AMELIA: Read any of our premiere reviews. Vrai writes a fair number of them and actively chooses the trash.
AMELIA: I just… A couple of people have expressed sympathy for Vrai, saying, “Oh, I’m so sorry that you had to write the review of this show.” And I’ve had to be quite clear with them: “No, actually, we did not assign this to Vrai. Vrai chose this. Vrai has had agency through this whole process.”
VRAI: If it looks exceptionally stupid, I’m there.
DEE: [laughs] Yeah, that’s about right.
AMELIA: And Death Note has unfortunately turned out [unintelligible beneath crosstalk].
VRAI: [crosstalk] It’s not stupid enough!
DEE: It isn’t.
VRAI: It needs to be dumber!
AMELIA: Ahh, you’re right!
DEE: The middle act isn’t stupid enough.
AMELIA: We have identified the problem. The middle act is the problem.
DEE: Make it dumber.
AMELIA: Death Note, be consistently high camp ridiculousness all the way through, and then we can have a proper conversation.
AMELIA: I think we have to wrap it up, though. We have run quite over.
So thank you so much to everyone for listening. You can find us at www.animefeminist.com. You can find us on Twitter @AnimeFeminist. You can find us on Facebook at facebook.com/animefem. We have a Tumblr, animefeminist.tumblr.com.
We also have a Patreon, which is how we pay everyone for what they do. So, patreon.com/animefeminist. We started doing weekly podcasts because we exceeded $1000 a month in income. That is a fantastic achievement.
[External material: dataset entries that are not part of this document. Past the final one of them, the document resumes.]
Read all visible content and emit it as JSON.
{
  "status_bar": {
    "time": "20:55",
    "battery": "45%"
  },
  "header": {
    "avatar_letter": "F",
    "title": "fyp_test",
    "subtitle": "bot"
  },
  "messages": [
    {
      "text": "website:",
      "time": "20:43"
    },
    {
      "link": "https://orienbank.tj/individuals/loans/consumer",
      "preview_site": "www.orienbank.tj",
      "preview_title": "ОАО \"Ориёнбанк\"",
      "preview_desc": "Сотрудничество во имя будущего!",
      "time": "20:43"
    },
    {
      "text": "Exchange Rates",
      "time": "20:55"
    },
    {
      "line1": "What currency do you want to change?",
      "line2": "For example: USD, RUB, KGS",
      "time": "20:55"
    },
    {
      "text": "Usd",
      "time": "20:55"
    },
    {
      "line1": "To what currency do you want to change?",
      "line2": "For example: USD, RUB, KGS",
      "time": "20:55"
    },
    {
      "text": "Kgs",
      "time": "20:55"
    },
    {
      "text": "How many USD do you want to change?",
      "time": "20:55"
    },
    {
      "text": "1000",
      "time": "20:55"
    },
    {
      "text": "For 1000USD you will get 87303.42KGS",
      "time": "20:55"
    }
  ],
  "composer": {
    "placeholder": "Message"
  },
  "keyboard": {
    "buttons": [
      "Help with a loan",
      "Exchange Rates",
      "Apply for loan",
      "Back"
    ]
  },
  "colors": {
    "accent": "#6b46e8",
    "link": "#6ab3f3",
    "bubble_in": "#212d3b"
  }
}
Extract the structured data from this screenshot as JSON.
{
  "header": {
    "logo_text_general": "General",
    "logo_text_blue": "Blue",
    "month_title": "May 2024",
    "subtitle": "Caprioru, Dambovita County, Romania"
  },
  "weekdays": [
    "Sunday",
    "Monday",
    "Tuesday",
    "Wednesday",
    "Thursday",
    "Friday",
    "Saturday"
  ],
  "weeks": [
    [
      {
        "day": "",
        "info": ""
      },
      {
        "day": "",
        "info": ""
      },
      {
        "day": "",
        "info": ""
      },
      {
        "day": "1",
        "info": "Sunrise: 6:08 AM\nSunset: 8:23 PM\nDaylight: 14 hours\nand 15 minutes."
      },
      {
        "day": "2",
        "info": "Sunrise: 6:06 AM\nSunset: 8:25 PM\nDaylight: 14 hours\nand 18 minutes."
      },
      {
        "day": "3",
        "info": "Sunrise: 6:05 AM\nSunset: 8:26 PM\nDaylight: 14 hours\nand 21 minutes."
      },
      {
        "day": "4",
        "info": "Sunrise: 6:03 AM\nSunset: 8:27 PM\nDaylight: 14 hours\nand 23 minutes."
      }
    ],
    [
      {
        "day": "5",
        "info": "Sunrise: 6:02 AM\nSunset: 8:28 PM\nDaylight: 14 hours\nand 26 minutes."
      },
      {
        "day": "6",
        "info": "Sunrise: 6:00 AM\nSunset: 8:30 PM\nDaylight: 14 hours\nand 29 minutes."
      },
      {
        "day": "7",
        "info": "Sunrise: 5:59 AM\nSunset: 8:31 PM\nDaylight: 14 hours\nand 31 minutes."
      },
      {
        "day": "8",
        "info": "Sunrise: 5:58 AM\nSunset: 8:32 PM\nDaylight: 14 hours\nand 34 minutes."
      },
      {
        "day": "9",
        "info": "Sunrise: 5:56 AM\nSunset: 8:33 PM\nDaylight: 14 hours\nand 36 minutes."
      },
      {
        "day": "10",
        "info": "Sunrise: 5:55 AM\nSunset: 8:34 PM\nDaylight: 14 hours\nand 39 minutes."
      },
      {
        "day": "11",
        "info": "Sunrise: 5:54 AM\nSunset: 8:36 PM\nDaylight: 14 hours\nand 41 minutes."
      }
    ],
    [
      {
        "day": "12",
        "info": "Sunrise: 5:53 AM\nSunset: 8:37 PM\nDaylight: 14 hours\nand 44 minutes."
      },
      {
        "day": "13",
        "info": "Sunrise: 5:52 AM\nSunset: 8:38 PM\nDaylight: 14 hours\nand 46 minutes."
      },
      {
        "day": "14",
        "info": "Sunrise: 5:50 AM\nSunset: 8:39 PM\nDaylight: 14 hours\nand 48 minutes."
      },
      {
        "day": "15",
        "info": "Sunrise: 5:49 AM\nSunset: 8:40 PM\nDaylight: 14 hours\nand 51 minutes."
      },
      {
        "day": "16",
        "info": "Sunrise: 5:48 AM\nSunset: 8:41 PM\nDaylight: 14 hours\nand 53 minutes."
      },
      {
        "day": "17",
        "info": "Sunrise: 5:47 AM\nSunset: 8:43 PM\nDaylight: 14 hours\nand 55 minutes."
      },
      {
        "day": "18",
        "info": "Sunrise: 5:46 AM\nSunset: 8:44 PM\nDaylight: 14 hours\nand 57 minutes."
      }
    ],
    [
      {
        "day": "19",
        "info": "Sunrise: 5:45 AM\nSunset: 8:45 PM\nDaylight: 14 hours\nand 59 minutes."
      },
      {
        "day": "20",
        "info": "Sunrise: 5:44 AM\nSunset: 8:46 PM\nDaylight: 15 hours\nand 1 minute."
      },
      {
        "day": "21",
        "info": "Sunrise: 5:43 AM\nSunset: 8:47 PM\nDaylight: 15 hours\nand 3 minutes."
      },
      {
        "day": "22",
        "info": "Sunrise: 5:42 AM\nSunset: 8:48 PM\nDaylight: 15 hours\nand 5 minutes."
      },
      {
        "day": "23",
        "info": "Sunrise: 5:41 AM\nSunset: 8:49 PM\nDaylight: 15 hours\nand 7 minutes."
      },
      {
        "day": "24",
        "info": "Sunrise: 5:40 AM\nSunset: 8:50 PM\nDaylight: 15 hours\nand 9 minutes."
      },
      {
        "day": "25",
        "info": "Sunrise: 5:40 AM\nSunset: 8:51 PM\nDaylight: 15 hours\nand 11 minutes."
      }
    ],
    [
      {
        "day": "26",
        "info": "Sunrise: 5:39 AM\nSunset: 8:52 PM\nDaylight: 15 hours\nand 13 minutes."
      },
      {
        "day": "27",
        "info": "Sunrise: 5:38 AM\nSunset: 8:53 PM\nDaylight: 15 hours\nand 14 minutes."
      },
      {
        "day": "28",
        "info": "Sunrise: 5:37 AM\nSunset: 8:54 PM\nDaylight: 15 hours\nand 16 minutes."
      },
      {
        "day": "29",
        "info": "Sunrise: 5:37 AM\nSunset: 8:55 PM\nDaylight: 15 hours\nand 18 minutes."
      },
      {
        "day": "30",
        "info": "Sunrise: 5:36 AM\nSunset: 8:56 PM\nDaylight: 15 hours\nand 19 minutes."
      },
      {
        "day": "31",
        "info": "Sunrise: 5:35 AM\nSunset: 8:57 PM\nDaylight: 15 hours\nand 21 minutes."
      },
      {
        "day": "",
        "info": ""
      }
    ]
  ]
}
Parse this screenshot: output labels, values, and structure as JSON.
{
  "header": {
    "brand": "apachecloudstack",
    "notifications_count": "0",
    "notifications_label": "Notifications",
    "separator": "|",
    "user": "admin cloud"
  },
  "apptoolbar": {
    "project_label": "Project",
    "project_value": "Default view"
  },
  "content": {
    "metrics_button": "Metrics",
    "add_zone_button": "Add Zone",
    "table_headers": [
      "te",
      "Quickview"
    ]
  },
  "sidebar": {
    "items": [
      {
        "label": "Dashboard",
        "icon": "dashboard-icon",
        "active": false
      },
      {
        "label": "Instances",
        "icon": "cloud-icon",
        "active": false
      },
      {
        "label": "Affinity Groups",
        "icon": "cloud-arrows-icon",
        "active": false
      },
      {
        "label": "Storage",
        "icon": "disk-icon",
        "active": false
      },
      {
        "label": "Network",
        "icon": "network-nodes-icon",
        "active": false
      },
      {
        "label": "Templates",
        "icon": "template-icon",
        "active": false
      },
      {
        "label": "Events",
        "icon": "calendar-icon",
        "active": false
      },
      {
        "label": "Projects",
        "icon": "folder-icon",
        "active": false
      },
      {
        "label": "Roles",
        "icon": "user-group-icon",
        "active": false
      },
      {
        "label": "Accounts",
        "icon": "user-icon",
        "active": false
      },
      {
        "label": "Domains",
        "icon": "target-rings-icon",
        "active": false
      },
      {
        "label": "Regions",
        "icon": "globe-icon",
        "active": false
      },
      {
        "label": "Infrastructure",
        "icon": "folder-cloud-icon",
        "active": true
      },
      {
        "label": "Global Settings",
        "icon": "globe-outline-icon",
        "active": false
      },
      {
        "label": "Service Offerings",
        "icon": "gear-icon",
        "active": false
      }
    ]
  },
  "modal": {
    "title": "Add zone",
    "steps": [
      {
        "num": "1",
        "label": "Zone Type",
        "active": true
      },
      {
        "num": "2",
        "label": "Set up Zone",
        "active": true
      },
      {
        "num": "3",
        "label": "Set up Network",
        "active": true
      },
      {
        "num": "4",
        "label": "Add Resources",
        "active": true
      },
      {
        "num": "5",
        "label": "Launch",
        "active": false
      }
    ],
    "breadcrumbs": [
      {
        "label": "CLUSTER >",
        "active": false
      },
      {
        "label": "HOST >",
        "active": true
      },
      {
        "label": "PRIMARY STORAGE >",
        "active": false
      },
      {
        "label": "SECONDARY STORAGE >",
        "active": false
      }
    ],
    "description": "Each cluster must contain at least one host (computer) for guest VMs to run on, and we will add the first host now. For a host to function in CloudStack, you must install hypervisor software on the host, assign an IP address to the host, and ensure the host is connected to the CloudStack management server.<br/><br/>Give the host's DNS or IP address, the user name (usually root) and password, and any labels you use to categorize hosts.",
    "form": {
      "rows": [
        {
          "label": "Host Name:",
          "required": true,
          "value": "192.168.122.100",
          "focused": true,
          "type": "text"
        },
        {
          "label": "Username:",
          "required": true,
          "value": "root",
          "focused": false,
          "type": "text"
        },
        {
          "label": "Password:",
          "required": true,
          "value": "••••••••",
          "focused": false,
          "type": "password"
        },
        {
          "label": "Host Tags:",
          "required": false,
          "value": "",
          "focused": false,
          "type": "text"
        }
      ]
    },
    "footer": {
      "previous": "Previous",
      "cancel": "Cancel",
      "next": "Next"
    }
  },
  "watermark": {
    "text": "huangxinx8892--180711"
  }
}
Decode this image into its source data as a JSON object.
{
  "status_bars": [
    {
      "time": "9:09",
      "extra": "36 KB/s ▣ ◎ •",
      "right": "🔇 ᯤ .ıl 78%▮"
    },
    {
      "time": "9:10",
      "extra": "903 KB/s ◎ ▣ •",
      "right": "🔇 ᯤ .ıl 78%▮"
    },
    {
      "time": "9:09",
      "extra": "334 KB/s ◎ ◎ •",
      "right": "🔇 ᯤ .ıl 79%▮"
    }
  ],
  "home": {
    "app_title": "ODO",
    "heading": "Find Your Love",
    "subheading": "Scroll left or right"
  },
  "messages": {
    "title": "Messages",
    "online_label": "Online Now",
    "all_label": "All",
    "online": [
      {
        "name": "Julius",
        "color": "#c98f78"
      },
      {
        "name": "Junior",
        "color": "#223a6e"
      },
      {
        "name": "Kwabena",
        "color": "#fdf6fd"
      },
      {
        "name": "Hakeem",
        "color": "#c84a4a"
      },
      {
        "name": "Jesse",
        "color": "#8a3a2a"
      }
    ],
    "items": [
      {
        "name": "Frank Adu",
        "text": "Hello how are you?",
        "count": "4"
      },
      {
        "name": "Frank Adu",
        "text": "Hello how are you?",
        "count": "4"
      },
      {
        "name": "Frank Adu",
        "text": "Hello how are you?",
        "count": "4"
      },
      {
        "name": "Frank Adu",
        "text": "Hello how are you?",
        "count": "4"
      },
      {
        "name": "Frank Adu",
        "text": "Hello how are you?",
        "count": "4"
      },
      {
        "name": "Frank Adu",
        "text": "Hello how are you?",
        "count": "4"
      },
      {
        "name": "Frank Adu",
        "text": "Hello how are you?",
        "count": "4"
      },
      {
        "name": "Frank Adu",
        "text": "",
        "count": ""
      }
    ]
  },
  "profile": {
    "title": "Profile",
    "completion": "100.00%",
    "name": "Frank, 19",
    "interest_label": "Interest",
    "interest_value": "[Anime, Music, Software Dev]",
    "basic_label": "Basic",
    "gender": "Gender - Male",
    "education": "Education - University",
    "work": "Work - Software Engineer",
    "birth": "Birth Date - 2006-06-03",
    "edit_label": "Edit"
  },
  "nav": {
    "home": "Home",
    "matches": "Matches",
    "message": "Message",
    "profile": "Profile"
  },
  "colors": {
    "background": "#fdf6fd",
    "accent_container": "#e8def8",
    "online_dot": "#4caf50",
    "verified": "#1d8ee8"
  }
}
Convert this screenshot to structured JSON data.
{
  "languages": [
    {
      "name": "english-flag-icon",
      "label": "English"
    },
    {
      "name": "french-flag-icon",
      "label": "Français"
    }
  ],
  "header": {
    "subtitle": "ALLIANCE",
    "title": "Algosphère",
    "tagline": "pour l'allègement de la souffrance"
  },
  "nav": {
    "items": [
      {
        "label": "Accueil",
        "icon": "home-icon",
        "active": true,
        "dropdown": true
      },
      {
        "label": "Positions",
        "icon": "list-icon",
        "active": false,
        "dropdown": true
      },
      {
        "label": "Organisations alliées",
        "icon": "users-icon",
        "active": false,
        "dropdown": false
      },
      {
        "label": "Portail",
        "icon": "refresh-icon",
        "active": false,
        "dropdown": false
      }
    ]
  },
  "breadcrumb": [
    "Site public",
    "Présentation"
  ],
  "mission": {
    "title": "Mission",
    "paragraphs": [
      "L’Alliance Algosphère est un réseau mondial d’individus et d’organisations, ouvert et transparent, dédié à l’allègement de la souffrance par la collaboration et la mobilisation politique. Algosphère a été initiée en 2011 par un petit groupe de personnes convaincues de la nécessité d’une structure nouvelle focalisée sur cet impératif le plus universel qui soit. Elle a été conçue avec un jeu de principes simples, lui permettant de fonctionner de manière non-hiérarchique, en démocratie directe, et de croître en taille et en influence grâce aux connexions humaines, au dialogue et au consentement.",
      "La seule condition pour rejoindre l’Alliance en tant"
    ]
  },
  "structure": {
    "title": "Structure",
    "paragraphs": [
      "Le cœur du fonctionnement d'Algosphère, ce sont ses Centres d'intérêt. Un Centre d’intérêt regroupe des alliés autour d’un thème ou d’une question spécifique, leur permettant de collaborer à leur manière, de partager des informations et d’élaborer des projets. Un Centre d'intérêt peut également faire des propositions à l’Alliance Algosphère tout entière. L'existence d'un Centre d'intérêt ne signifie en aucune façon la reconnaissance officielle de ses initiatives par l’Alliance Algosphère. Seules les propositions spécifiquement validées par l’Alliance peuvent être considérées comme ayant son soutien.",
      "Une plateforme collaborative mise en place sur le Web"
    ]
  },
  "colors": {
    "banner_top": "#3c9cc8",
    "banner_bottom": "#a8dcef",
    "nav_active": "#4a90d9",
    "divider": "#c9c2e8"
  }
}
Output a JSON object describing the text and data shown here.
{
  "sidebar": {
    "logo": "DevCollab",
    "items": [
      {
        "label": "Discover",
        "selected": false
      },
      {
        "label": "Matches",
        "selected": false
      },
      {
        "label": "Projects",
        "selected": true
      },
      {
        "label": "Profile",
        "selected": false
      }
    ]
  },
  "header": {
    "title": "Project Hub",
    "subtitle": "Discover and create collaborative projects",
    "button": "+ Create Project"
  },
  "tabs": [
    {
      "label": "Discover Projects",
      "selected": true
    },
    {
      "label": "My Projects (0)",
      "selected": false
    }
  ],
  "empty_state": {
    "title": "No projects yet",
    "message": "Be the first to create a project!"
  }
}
It’s not quite enough to make sure that everyone gets paid for all of their work every time.
So please, if you have a dollar a month to spare, it adds up. People think that a dollar a month is them being cheap or them showing us that they don’t value us. That’s not true! We hugely value one-dollar-a-month patrons. We would love you to send us a dollar a month to continue our work.
If you have $5 a month to spare, you get access to our AniFem Discord, where you can have conversations like this with people every single day, and there is a lot of snark there, and it’s beautiful. So please, if you have a dollar or five dollars a month spare—or more—go to patreon.com/animefeminist and send us that money to continue our work and make sure people get paid.
So thank you so much to Dee and to Vrai for joining me on this journey of discovery.
AMELIA: And maybe we’ll get to do the same again with a Death Note 2. Netflix, let us know.
DEE: [chuckles] Yes.
VRAI: Don’t do this to me.
DEE: [laughs] Vrai’s like, [dramatically] “I can’t, I can’t.”
VRAI: [pained laughter] I can’t.
AMELIA: You can and will. It’ll be wonderful. And maybe next time we’ll be in person, with drinks in person, and that would be my ideal [laughing] way to view Death Note, I think.
DEE: Yeah, we’ll just MST3K it and put up the audio and everyone can sync it to the video file. It’ll be wonderful.
AMELIA: You’ve heard it here first: that’s the plan next time. Death Note 2—
DEE: Electric Boogaloo.